Tinkerer Speed Run games scale well and go quick, which is part of the appeal. I find that they work best when you increase or decrease the number of turns required across multiple games, which helps create a lot of interesting variation. I like rolling two six-sided dice and using whatever number comes out for the turn cutoff. You'll find that the optimal deck-building strategy for a turn-three win is very different than one that will crush the competition on turn eleven. Which path will you take?
Stop the Mad Scientist
Infinite combos can be frustrating to play against. You're cooking along, building up your army, when suddenly...Bam! Your opponent wins the game out of nowhere. What's up with that?
In Stop the Mad Scientist, though, going infinite is the only way to win. Every player should try to fill their deck with as many combos and ways to disrupt them as possible. If your library is emptied without a player having gone infinite, you simply shuffle your graveyard and exiled cards back together, call it your new library, and keep playing.
This is not a format for everybody. Only the truly mad scientists among us are likely to embrace it, and finding Kaladesh's hidden combinations may take some work. But if you're truly dedicated to the art of building Kaladesh's ultimate invention, here's your ideal arena.
Race for the Prize
In Race for the Prize, players aren't dealt damage in the traditional sense. In fact, normal creatures cannot attack or block at all. Only Vehicles are allowed to enter combat, and a winner is determined by whichever Vehicle reaches the end of the race (20 kilometers) first.
Instead of dealing damage, each Vehicle you control gains "distance" equal to the amount of combat damage they would have dealt to a player. So if your Fleetwheel Cruiser attacks and isn't blocked, it gains five kilometers of distance.
Watch out, though—your opponent can still enter combat and block your attacks with their own Vehicles, much like how two cars can crash into each other in an attempt to control the outcome of a race. Since each of your Vehicles accrues distance separately, you'll have to work hard in order to make sure one of your cars goes the distance before getting knocked out of the race entirely.
Invent Your Tomorrow
In this format, you and your playgroup are a club of veteran inventors who are always trying to impress each other. Before the game, each of you will announce what your personal win condition will be.
How will you choose to demonstrate your proficiency? Build ten Thopters? Crew three Vehicles at once? Crack all five Puzzleknots? End a turn with 30 life and zero permanents in play? You can pick whatever you want as long as your opponents judge it to be sufficiently challenging—don't forget that your ultimate goal is to impress your fellow inventors.
This format is a little more holistic than the others, and it's probably better for playgroups that are less competitive. But if you and your friends love building funky decks—and especially if you're up for roleplaying as over-confident inventors—you absolutely must give it a try.

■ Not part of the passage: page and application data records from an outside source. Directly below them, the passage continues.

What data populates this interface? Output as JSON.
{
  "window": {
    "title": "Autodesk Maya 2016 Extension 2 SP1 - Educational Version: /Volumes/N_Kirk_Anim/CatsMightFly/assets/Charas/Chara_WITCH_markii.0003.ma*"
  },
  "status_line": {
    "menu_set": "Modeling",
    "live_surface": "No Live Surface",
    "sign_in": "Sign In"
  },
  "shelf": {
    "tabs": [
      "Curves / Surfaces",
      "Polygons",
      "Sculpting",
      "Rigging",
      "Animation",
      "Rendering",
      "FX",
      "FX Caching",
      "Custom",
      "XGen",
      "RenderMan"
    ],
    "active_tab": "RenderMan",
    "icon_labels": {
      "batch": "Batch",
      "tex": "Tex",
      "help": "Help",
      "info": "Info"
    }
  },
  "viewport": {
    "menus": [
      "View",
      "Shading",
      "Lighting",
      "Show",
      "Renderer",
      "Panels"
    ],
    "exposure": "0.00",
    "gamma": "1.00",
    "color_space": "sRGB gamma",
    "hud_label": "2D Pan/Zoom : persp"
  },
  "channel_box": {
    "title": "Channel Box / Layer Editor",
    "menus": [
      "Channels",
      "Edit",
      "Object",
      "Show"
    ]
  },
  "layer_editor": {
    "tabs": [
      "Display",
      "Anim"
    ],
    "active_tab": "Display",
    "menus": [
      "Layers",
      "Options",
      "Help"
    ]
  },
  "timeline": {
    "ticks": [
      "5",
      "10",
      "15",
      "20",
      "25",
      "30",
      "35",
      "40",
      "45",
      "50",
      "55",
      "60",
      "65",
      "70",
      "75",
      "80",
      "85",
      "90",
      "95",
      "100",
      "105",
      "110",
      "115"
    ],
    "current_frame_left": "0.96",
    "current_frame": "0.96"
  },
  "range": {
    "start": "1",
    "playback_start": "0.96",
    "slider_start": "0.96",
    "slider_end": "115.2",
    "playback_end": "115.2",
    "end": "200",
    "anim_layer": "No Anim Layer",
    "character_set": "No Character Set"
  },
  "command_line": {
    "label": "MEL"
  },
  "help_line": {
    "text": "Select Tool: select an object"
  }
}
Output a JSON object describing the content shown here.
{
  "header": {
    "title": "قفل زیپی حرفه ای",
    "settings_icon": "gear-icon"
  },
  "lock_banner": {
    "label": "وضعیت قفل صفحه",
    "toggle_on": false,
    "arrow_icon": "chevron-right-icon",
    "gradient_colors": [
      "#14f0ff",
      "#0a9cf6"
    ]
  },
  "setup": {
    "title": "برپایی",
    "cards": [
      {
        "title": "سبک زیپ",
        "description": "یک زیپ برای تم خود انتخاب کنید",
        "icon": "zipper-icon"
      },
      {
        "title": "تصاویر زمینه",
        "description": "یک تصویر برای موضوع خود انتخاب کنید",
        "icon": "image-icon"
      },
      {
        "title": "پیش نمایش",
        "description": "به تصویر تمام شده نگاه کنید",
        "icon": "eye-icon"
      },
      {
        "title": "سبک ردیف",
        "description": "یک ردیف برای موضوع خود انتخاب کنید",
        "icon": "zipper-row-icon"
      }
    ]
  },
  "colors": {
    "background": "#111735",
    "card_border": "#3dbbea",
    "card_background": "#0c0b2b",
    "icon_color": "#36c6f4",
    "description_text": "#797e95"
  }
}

Kaladesh isn't as spooky as Innistrad, and it isn't facing down the Multiverse-spanning terror of the Eldrazi, but that doesn't mean your decks have to be any less flavorful. I love dark horror as much as anyone, but embracing Kaladesh's bright and shiny aesthetic has been one of the most joyful experiences I've had in my Magic-playing career.
My favorite part of Kaladesh's flavor is how openly it encourages self-expression. Who do you want to be? What do you want to create? How do you want to play? In Kaladesh, the future is wide open.